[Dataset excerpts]
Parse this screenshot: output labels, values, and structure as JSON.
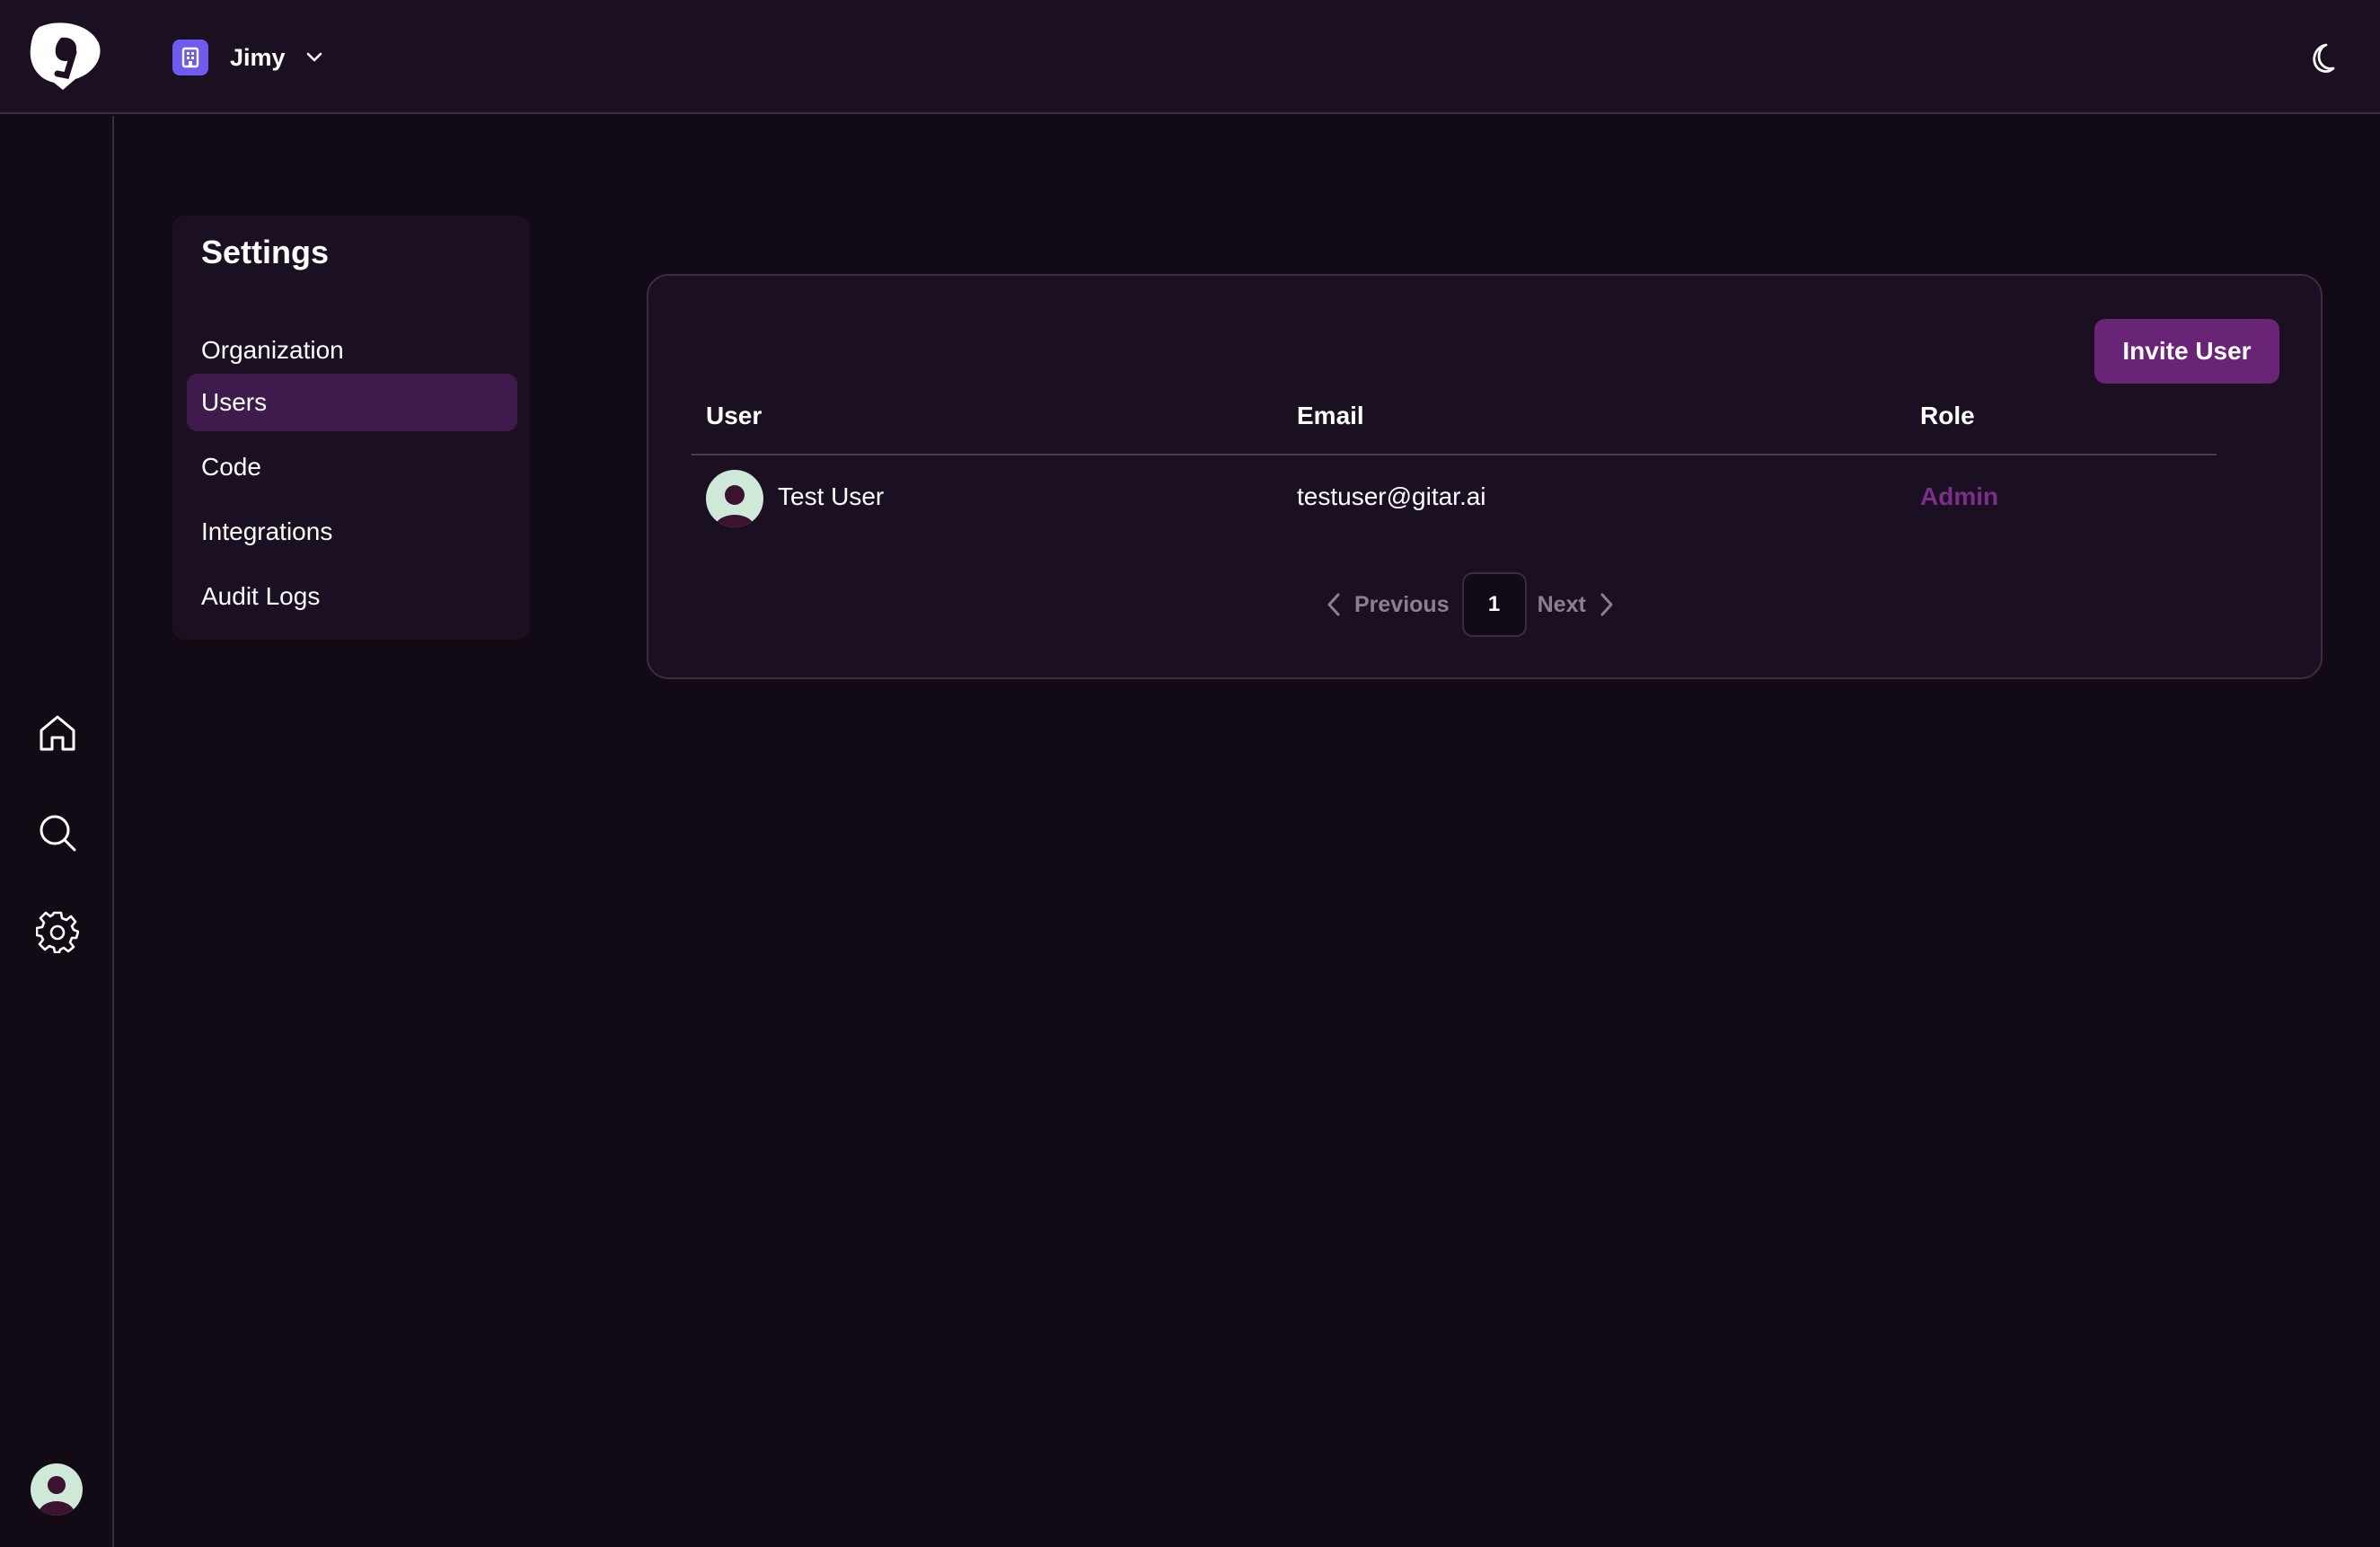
{
  "org": {
    "name": "Jimy"
  },
  "settings": {
    "title": "Settings",
    "nav": [
      {
        "label": "Organization",
        "active": false
      },
      {
        "label": "Users",
        "active": true
      },
      {
        "label": "Code",
        "active": false
      },
      {
        "label": "Integrations",
        "active": false
      },
      {
        "label": "Audit Logs",
        "active": false
      }
    ]
  },
  "users_table": {
    "invite_label": "Invite User",
    "columns": [
      "User",
      "Email",
      "Role"
    ],
    "rows": [
      {
        "name": "Test User",
        "email": "testuser@gitar.ai",
        "role": "Admin"
      }
    ]
  },
  "pagination": {
    "previous_label": "Previous",
    "current_page": "1",
    "next_label": "Next"
  },
  "icons": {
    "logo": "gitar-logo-icon",
    "org_badge": "building-icon",
    "org_dropdown": "chevron-down-icon",
    "theme": "moon-icon",
    "rail": [
      "home-icon",
      "search-icon",
      "gear-icon"
    ],
    "user": "avatar-icon"
  },
  "colors": {
    "background": "#120a14",
    "panel": "#1a1022",
    "accent": "#6a2477",
    "active_nav": "#3f1a4c",
    "role_text": "#7a2f8a",
    "org_badge": "#6f5af2"
  }
}
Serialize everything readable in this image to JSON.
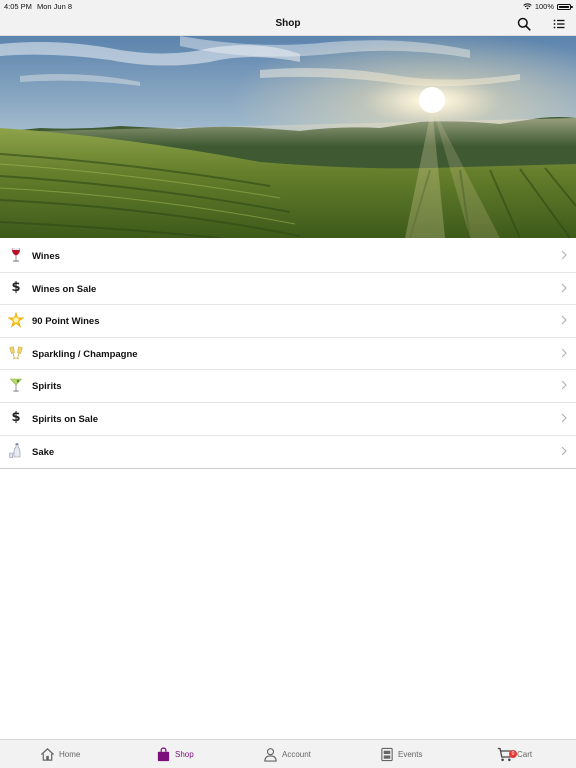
{
  "status": {
    "time": "4:05 PM",
    "date": "Mon Jun 8",
    "battery": "100%"
  },
  "header": {
    "title": "Shop"
  },
  "menu": {
    "items": [
      {
        "label": "Wines",
        "icon": "wine-glass-icon"
      },
      {
        "label": "Wines on Sale",
        "icon": "dollar-sign-icon"
      },
      {
        "label": "90 Point Wines",
        "icon": "star-icon"
      },
      {
        "label": "Sparkling / Champagne",
        "icon": "champagne-glasses-icon"
      },
      {
        "label": "Spirits",
        "icon": "cocktail-icon"
      },
      {
        "label": "Spirits on Sale",
        "icon": "dollar-sign-icon"
      },
      {
        "label": "Sake",
        "icon": "sake-bottle-icon"
      }
    ]
  },
  "tabs": [
    {
      "label": "Home",
      "icon": "home-icon",
      "active": false
    },
    {
      "label": "Shop",
      "icon": "shopping-bag-icon",
      "active": true
    },
    {
      "label": "Account",
      "icon": "person-icon",
      "active": false
    },
    {
      "label": "Events",
      "icon": "calendar-icon",
      "active": false
    },
    {
      "label": "Cart",
      "icon": "cart-icon",
      "active": false,
      "badge": "0"
    }
  ],
  "colors": {
    "accent": "#7b0f7b",
    "badge": "#e53935"
  }
}
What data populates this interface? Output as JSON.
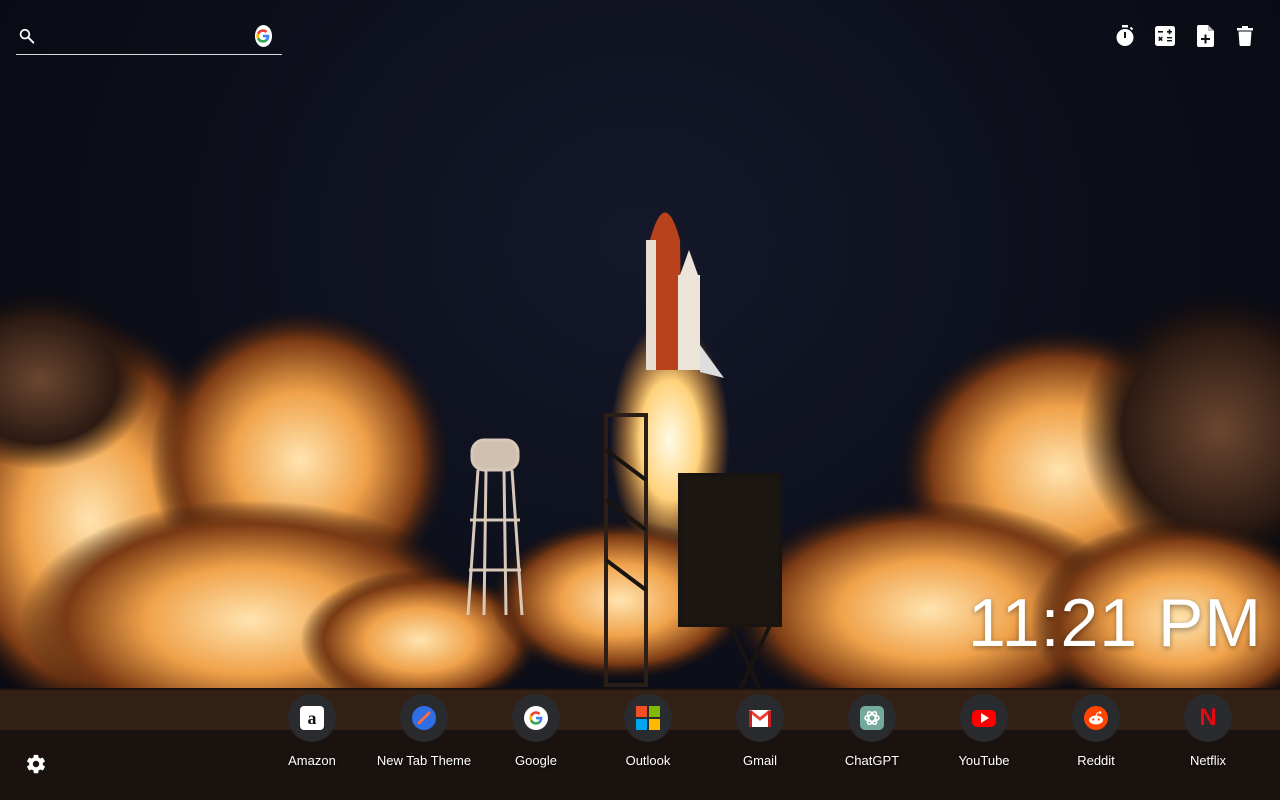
{
  "search": {
    "placeholder": "",
    "value": "",
    "engine_icon": "google-icon"
  },
  "tools": [
    {
      "name": "timer-icon"
    },
    {
      "name": "calculator-icon"
    },
    {
      "name": "add-note-icon"
    },
    {
      "name": "trash-icon"
    }
  ],
  "clock": {
    "time": "11:21 PM"
  },
  "shortcuts": [
    {
      "label": "Amazon",
      "icon": "amazon-icon"
    },
    {
      "label": "New Tab Theme",
      "icon": "new-tab-theme-icon"
    },
    {
      "label": "Google",
      "icon": "google-icon"
    },
    {
      "label": "Outlook",
      "icon": "outlook-icon"
    },
    {
      "label": "Gmail",
      "icon": "gmail-icon"
    },
    {
      "label": "ChatGPT",
      "icon": "chatgpt-icon"
    },
    {
      "label": "YouTube",
      "icon": "youtube-icon"
    },
    {
      "label": "Reddit",
      "icon": "reddit-icon"
    },
    {
      "label": "Netflix",
      "icon": "netflix-icon"
    }
  ],
  "settings": {
    "icon": "gear-icon"
  },
  "colors": {
    "youtube": "#ff0000",
    "netflix": "#e50914",
    "reddit": "#ff4500",
    "chatgpt": "#74aa9c",
    "new_tab_theme": "#2f6ee5"
  }
}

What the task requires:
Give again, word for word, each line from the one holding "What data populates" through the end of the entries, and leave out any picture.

Written solution:
What data populates this interface? Output as JSON.
{
  "search": {
    "placeholder": "",
    "value": "",
    "engine_icon": "google-icon"
  },
  "tools": [
    {
      "name": "timer-icon"
    },
    {
      "name": "calculator-icon"
    },
    {
      "name": "add-note-icon"
    },
    {
      "name": "trash-icon"
    }
  ],
  "clock": {
    "time": "11:21 PM"
  },
  "shortcuts": [
    {
      "label": "Amazon",
      "icon": "amazon-icon"
    },
    {
      "label": "New Tab Theme",
      "icon": "new-tab-theme-icon"
    },
    {
      "label": "Google",
      "icon": "google-icon"
    },
    {
      "label": "Outlook",
      "icon": "outlook-icon"
    },
    {
      "label": "Gmail",
      "icon": "gmail-icon"
    },
    {
      "label": "ChatGPT",
      "icon": "chatgpt-icon"
    },
    {
      "label": "YouTube",
      "icon": "youtube-icon"
    },
    {
      "label": "Reddit",
      "icon": "reddit-icon"
    },
    {
      "label": "Netflix",
      "icon": "netflix-icon"
    }
  ],
  "settings": {
    "icon": "gear-icon"
  },
  "colors": {
    "youtube": "#ff0000",
    "netflix": "#e50914",
    "reddit": "#ff4500",
    "chatgpt": "#74aa9c",
    "new_tab_theme": "#2f6ee5"
  }
}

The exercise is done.